Growing up, Kaitlyn Hova thought programming sounded extremely dull, thanks to her father, who worked as a software engineer for various credit card companies.
“He worked in an office, and it was just the most boring life I could ever imagine,” Hova says. “I was never going to be a software engineer, ever. I just had no idea that you could do so much with it.”
Now, the Omaha native is senior UX developer at Women Who Code, a global 501(c)3 nonprofit dedicated to inspiring women to excel in technology careers. She and her husband also operate their own business, Hova Labs, whose work runs the gamut from web design to 3D printing. (Recently, Developer Week, a developer & engineering technology conference, gave Hova Labs a “Best in 3D Printing” award for their Hovalin, a playable, 3D-printed violin that can be made with about $70 worth of raw material.)
Kaitlyn Hova is also a neuroscientist and a Berklee-trained violinist who has performed with Rod Stewart, Josh Groban, Trans-Siberian Orchestra, Mannheim Steamroller, and multiple rock and indie bands.
In other words she’s pretty much a superhero.
An Unlikely Path toward Tech
Originally, Hova pursued a career in music. She started performing at thirteen with various big-name artists that came to Omaha, then quickly discovered she could make better money playing weddings. But she faced a major age-related hurdle.
“I found out no one was actually going to hire a violinist who’s thirteen years old to play their special day unless you have a website. A website makes you legitimate. So I started coding around then.”
The gigs started rolling in.
She didn’t realize you could do programming for a living. Coding had always been a means to an end: a website for her music, a customized Myspace page, a database for a college project.
Eventually, after a stint at the Berklee College of Music in Boston, she came to the University of Nebraska at Omaha to study neuroscience.
Building a New Social Network
Hova was born with a neurological condition called synesthesia. Synesthesia involves the crossing of senses. A person with synesthesia might see sounds, taste colors, or hear smells. Like most people with the condition, she didn’t realize she was any different. She thought everyone saw colors when they heard music.
When she found out synesthesia was relatively rare, she wanted to know everything about it. After graduating with her degree in neuroscience, she decided she wanted to research synesthesia more extensively. Unfortunately, many graduate programs in neuroscience did not offer the option to study the condition. It’s hard to find funding for synesthesia research, because many people do not even know they have it. And there was no aggregate database of synesthetes, which made it hard to recruit study participants.
So she built The Synesthesia Network, an educational social network for people with synesthesia, universities that want to study synesthesia, and curious minds who want to learn more about synesthesia.
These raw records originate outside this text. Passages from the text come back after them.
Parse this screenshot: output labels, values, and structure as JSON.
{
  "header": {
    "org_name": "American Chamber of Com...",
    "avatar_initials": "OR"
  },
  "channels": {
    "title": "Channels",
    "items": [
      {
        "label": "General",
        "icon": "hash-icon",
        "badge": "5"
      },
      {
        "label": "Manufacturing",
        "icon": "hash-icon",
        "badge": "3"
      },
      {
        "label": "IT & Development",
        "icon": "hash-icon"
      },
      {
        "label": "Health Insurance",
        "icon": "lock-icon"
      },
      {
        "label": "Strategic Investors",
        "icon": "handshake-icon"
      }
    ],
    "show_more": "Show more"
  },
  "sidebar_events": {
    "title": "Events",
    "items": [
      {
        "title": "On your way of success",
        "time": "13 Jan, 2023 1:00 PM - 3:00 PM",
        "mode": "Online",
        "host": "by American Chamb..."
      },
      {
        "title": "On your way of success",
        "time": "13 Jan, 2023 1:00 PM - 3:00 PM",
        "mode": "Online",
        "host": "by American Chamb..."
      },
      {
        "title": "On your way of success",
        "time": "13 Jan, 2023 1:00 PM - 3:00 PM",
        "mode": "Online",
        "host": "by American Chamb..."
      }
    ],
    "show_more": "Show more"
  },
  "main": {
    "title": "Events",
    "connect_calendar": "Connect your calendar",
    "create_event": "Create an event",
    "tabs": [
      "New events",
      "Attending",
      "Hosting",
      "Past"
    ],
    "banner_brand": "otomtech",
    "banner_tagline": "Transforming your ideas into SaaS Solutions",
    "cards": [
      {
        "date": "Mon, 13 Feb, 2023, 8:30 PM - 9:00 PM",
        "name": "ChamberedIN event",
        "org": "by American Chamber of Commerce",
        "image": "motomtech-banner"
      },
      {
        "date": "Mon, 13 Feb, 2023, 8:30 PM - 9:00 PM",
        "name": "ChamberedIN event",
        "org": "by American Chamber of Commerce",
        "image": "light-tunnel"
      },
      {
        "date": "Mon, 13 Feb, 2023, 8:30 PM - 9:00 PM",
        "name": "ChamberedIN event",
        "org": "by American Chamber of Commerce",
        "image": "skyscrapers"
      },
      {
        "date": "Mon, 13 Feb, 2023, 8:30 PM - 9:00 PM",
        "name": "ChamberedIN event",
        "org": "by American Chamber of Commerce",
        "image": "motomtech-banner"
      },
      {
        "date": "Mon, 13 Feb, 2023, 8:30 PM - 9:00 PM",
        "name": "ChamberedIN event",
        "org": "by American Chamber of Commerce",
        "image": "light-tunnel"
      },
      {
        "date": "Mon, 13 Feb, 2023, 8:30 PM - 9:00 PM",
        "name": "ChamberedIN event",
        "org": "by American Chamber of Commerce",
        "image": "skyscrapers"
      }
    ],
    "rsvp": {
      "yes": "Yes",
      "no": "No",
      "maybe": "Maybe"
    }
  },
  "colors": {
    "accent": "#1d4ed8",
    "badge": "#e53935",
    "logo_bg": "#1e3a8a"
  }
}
Since then, she has given TED Talks on synesthesia, and developed a synesthesia violin that pairs notes with different colored lights to approximate the type of synesthesia that she experiences.
Developing the Synesthesia Network required learning an unfamiliar coding language.
“I already had all the front-end experience,” Hova says. “I could build it, design it, no problem. But I didn’t know how to work with databases.”
So she took a coding bootcamp to learn Ruby on Rails and build the back-end database behind the Synesthesia Network. This experience helped her realize she preferred to build software and dynamic web apps rather than static websites. She switched careers, moved to San Francisco, and now spends her days coding, dreaming up new ideas, inventing fun projects, being a new mom, and advocating for women in technology.
Advice for Women Considering Tech Careers
Hova knows what it feels like to feel excluded from tech. From a young age, she thought of software engineering as a boring dad enterprise, not as a powerful tool to unlock her creativity.
“Girls, myself included, are usually pretty creative,” she says. “You want to solve creative problems. So don’t think of software as ones and zeroes. Think of it as: each coding language and platform you use is like a different tool in your toolbelt to build whatever you want. You can still have that creativity. But coding gives you the tools to build the thing that you want to build. Like, literally anything.”
It might be difficult at first. “But you’ll learn patterns along the way, and it gets easier.”
“It’s kind of like puzzle-solving all day. You’ll get a problem, and you’ll go, okay, how do I solve that? And that’s all you do. It’s fun!”
What We Do
AIM Institute is building an inclusive tech talent community. From offering tech educational experiences to youth through our Brain Exchange, to helping career changers and tech professionals upgrade their skills via the Interface School, we believe there is a path for everyone in technology.